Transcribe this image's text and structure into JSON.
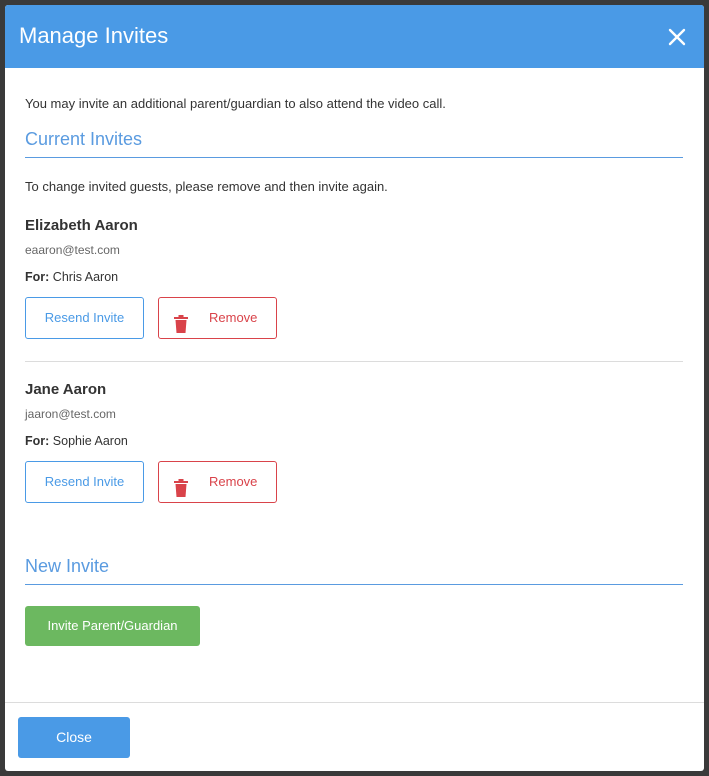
{
  "header": {
    "title": "Manage Invites",
    "close_icon": "close-icon"
  },
  "intro_text": "You may invite an additional parent/guardian to also attend the video call.",
  "current": {
    "title": "Current Invites",
    "note": "To change invited guests, please remove and then invite again.",
    "invites": [
      {
        "name": "Elizabeth Aaron",
        "email": "eaaron@test.com",
        "for_label": "For:",
        "for_value": "Chris Aaron",
        "resend_label": "Resend Invite",
        "remove_label": "Remove"
      },
      {
        "name": "Jane Aaron",
        "email": "jaaron@test.com",
        "for_label": "For:",
        "for_value": "Sophie Aaron",
        "resend_label": "Resend Invite",
        "remove_label": "Remove"
      }
    ]
  },
  "new_invite": {
    "title": "New Invite",
    "button_label": "Invite Parent/Guardian"
  },
  "footer": {
    "close_label": "Close"
  },
  "colors": {
    "primary": "#4a9ae6",
    "danger": "#d9434a",
    "success": "#6cb860"
  }
}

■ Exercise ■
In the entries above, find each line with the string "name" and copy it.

■ Result for this exercise ■
        "name": "Elizabeth Aaron",
        "name": "Jane Aaron",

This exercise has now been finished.